Element data from apps and pages:
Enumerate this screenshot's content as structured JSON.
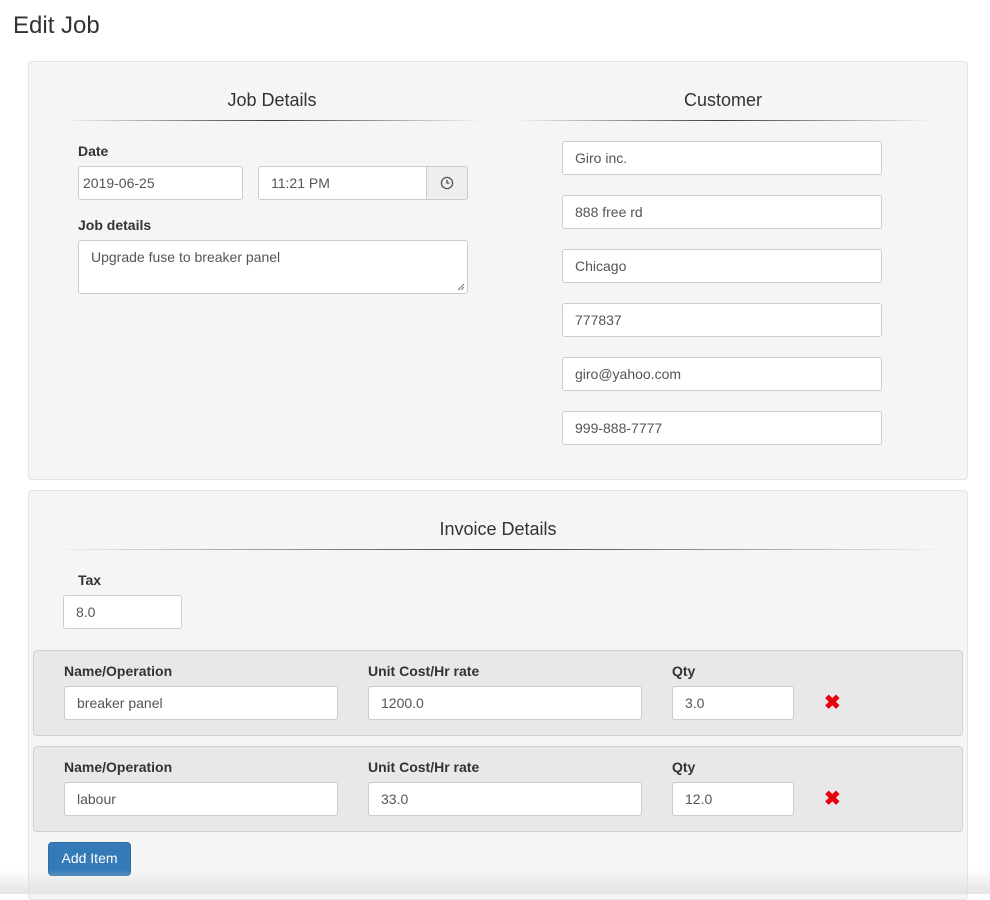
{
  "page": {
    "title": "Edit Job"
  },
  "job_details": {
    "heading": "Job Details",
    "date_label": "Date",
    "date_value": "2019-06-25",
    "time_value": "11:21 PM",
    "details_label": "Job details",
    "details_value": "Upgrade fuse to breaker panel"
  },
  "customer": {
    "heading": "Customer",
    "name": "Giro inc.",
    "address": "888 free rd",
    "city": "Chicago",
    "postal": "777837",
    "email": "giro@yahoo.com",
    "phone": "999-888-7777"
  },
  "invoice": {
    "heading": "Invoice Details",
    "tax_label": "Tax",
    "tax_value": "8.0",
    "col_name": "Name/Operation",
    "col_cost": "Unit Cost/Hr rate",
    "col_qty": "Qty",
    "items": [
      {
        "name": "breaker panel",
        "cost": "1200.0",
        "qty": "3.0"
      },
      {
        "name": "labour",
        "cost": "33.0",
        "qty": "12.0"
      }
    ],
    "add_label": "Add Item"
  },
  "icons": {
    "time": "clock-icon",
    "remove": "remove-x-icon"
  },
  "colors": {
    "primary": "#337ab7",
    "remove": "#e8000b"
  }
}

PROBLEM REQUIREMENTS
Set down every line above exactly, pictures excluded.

EXERCISE SOLUTION
Enumerate this screenshot's content as structured JSON.
{
  "page": {
    "title": "Edit Job"
  },
  "job_details": {
    "heading": "Job Details",
    "date_label": "Date",
    "date_value": "2019-06-25",
    "time_value": "11:21 PM",
    "details_label": "Job details",
    "details_value": "Upgrade fuse to breaker panel"
  },
  "customer": {
    "heading": "Customer",
    "name": "Giro inc.",
    "address": "888 free rd",
    "city": "Chicago",
    "postal": "777837",
    "email": "giro@yahoo.com",
    "phone": "999-888-7777"
  },
  "invoice": {
    "heading": "Invoice Details",
    "tax_label": "Tax",
    "tax_value": "8.0",
    "col_name": "Name/Operation",
    "col_cost": "Unit Cost/Hr rate",
    "col_qty": "Qty",
    "items": [
      {
        "name": "breaker panel",
        "cost": "1200.0",
        "qty": "3.0"
      },
      {
        "name": "labour",
        "cost": "33.0",
        "qty": "12.0"
      }
    ],
    "add_label": "Add Item"
  },
  "icons": {
    "time": "clock-icon",
    "remove": "remove-x-icon"
  },
  "colors": {
    "primary": "#337ab7",
    "remove": "#e8000b"
  }
}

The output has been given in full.